Bath stone earmarked for Wilkinson Eyre's troubled Southgate transport interchange project in Bath will make a 2,500 mile round trip to Italy before being used on site.
Multi Development, the company behind the scheme, has admitted that 5,500 tonnes of stone sourced from local quarries will be carted by road to Tuscan stonemasons for cutting.
It will then hauled back to Lincolnshire in the UK, where the stone will be fixed to concrete panels ready for use at Southgate.
Justifying the decision not to hire UK-based experts, Multi said the Tuscan stonemasons were picked for their 'quality, skill, experience and market competitiveness.'
The stone will be transported on 125 lorries, which Friends of the Earth estimates will spew out 500 tonnes of carbon dioxide.
Wilkinson Eyre's scheme, which includes a much-maligned transport interchange dubbed the 'baked bean tin', includes a flagship department store, along with 58 shops, restaurants and cafés, 93 apartments and a two-level basement car park.
Bath and North East Somerset Council is a strong supporter of Southgate but advocates 'sensible use of vehicles' to reduce carbon emissions.

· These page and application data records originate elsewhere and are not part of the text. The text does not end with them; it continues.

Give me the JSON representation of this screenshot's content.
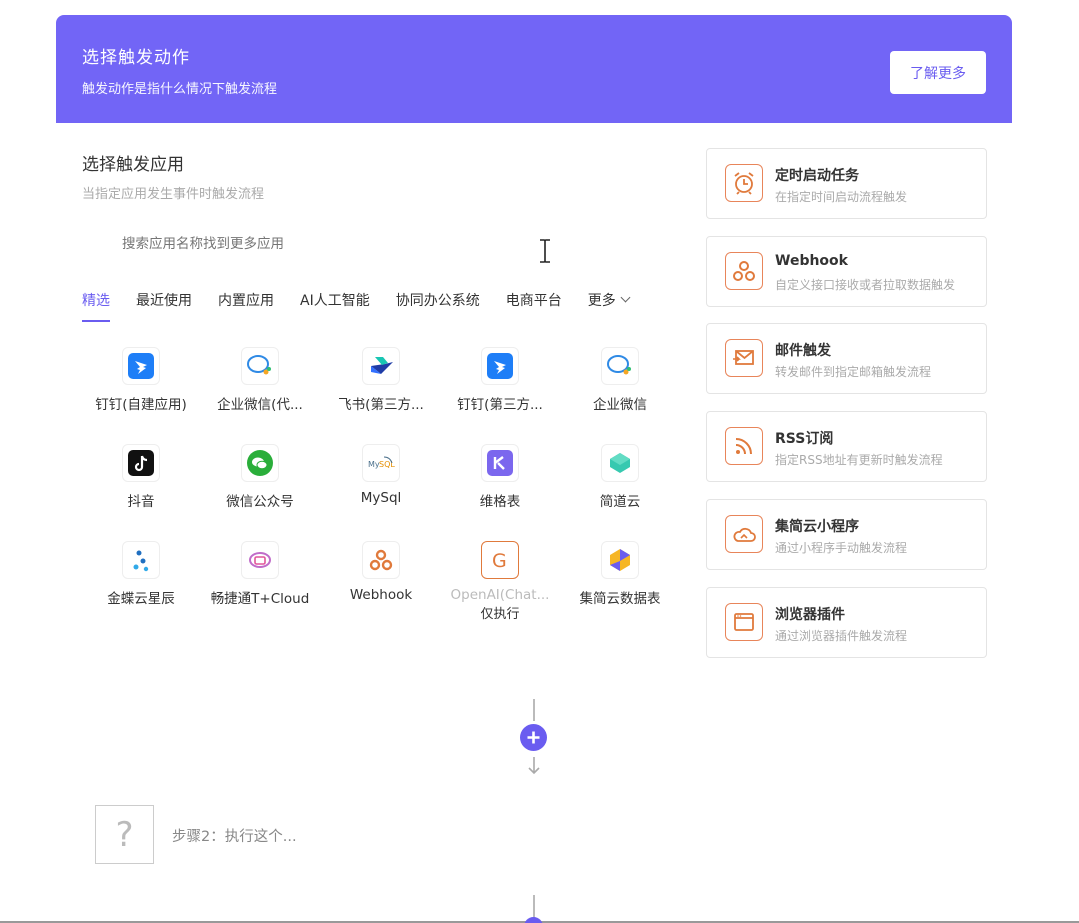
{
  "banner": {
    "title": "选择触发动作",
    "subtitle": "触发动作是指什么情况下触发流程",
    "learn_more": "了解更多"
  },
  "section": {
    "title": "选择触发应用",
    "subtitle": "当指定应用发生事件时触发流程"
  },
  "search": {
    "placeholder": "搜索应用名称找到更多应用"
  },
  "tabs": [
    {
      "label": "精选",
      "active": true
    },
    {
      "label": "最近使用"
    },
    {
      "label": "内置应用"
    },
    {
      "label": "AI人工智能"
    },
    {
      "label": "协同办公系统"
    },
    {
      "label": "电商平台"
    },
    {
      "label": "更多"
    }
  ],
  "apps": [
    {
      "label": "钉钉(自建应用)",
      "icon": "dingtalk-icon"
    },
    {
      "label": "企业微信(代...",
      "icon": "wecom-icon"
    },
    {
      "label": "飞书(第三方...",
      "icon": "feishu-icon"
    },
    {
      "label": "钉钉(第三方...",
      "icon": "dingtalk-icon"
    },
    {
      "label": "企业微信",
      "icon": "wecom-icon"
    },
    {
      "label": "抖音",
      "icon": "douyin-icon"
    },
    {
      "label": "微信公众号",
      "icon": "wechat-icon"
    },
    {
      "label": "MySql",
      "icon": "mysql-icon"
    },
    {
      "label": "维格表",
      "icon": "vika-icon"
    },
    {
      "label": "简道云",
      "icon": "jiandaoyun-icon"
    },
    {
      "label": "金蝶云星辰",
      "icon": "kingdee-icon"
    },
    {
      "label": "畅捷通T+Cloud",
      "icon": "chanjet-icon"
    },
    {
      "label": "Webhook",
      "icon": "webhook-icon"
    },
    {
      "label": "OpenAI(Chat...",
      "sub": "仅执行",
      "icon": "openai-icon",
      "disabled": true
    },
    {
      "label": "集简云数据表",
      "icon": "jijianyun-table-icon"
    }
  ],
  "triggers": [
    {
      "title": "定时启动任务",
      "desc": "在指定时间启动流程触发",
      "icon": "alarm-clock-icon"
    },
    {
      "title": "Webhook",
      "desc": "自定义接口接收或者拉取数据触发",
      "icon": "webhook-icon"
    },
    {
      "title": "邮件触发",
      "desc": "转发邮件到指定邮箱触发流程",
      "icon": "mail-icon"
    },
    {
      "title": "RSS订阅",
      "desc": "指定RSS地址有更新时触发流程",
      "icon": "rss-icon"
    },
    {
      "title": "集简云小程序",
      "desc": "通过小程序手动触发流程",
      "icon": "cloud-icon"
    },
    {
      "title": "浏览器插件",
      "desc": "通过浏览器插件触发流程",
      "icon": "browser-icon"
    }
  ],
  "step2": {
    "label": "步骤2：执行这个...",
    "placeholder_glyph": "?"
  },
  "colors": {
    "brand": "#7265f6",
    "accent": "#6a5cf0",
    "trigger_icon": "#e8855a"
  }
}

At the time of going to press the council was unable to comment.by Clive Walker